At the heart of its resolution, the YCC seeks an official position exclusively dedicated to helping students who allege sexual assault in any way they may need, from medical care to psychiatric and legal counsel. Granted, the caveat of exclusivity seems unrealistic: With no more than a dozen cases of sexual assault reported at Yale last year, according to Dean of Student Affairs Betty Trachtenberg, we cannot argue that the University needs a full-time position devoted solely to handling these cases. But such responsibilities should be clearly and primarily delineated to a capable Yale official whose job description qualifies him or her for this role. As it stands, the system is too muddled.

This lack of a central authority is by no means indicative of a lack of campus desire to address the problem of sexual assault. Between the Sexual Assault Grievance Board, the Yale College Dean’s Office and DUH support groups, as well as the peer counseling groups Consent and WALDEN and the student advocacy group Rape and Sexual Violence Prevention, there seems to be no shortage of recourse for students who have been sexually assaulted. But we agree with the assertions of YCC and RSVP members that these options remain too diffuse. While administrators have argued that a central figure might be too imposing for students seeking anonymity, the current system seems just as daunting. Students who have just been sexually assaulted should not have to research the half-dozen options available to them before they can try to begin moving forward.

Just as importantly, students need to know there are so many options available. Most of the organizations and official responses to sexual assault go poorly advertised and completely unadvertised, respectively, and while we obviously understand why the Dean’s Office would not want to post the mechanisms for reporting sexual assault on every kiosk in New Haven, there is no reason why a centralized authority, or even student groups, could not hold private “office hours” to address assault cases.
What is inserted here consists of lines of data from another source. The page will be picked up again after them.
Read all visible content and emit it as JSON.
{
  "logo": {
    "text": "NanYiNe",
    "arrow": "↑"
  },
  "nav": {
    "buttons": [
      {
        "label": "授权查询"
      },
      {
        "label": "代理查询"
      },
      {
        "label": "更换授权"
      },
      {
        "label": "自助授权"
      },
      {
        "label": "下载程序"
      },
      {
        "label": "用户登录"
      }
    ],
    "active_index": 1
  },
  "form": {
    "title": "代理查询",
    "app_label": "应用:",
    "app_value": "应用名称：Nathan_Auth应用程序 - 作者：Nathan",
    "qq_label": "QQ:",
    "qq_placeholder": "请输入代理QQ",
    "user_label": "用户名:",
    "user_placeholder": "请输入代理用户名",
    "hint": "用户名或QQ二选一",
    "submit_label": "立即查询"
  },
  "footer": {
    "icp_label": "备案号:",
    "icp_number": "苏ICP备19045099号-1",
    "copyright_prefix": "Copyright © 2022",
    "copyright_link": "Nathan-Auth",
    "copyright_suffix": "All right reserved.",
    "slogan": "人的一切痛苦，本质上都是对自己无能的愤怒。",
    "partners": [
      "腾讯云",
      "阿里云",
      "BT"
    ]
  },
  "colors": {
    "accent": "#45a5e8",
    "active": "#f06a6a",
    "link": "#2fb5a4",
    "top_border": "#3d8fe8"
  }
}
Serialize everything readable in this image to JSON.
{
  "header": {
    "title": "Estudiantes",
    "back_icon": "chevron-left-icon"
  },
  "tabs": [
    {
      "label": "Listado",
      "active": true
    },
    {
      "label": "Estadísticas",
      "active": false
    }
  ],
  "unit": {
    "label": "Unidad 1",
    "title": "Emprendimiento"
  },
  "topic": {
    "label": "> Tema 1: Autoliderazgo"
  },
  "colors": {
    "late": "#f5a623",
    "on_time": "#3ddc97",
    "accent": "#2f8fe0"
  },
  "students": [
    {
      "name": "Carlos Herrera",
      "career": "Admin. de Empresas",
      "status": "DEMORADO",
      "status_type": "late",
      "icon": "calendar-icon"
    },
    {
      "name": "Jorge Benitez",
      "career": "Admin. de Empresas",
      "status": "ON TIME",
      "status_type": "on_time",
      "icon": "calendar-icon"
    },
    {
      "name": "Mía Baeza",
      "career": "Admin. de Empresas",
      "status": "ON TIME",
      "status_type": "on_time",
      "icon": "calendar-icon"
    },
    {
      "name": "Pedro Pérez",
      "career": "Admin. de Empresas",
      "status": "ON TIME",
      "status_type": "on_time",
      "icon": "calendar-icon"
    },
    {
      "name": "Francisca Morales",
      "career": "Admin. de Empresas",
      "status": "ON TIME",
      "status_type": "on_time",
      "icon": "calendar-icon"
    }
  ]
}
While the YCC’s proposal of a formal board designed solely to increase awareness of sexual assault seems a bit much, we do not believe all of the onus to arrange meetings with those who can offer assistance should rest with the sexual assault victims.

It would certainly be easier for Yale to leave the public issues that come with sexual assault charges to city police and other local authorities. But for most students, University administrators are the local authorities. Yale already has a great deal of help available in cases of sexual assault, but a central authority remains the missing link in the support chain. If students have a primary source for aid that they know and trust, we believe that more than a dozen such undergraduates may come forward to seek help next year.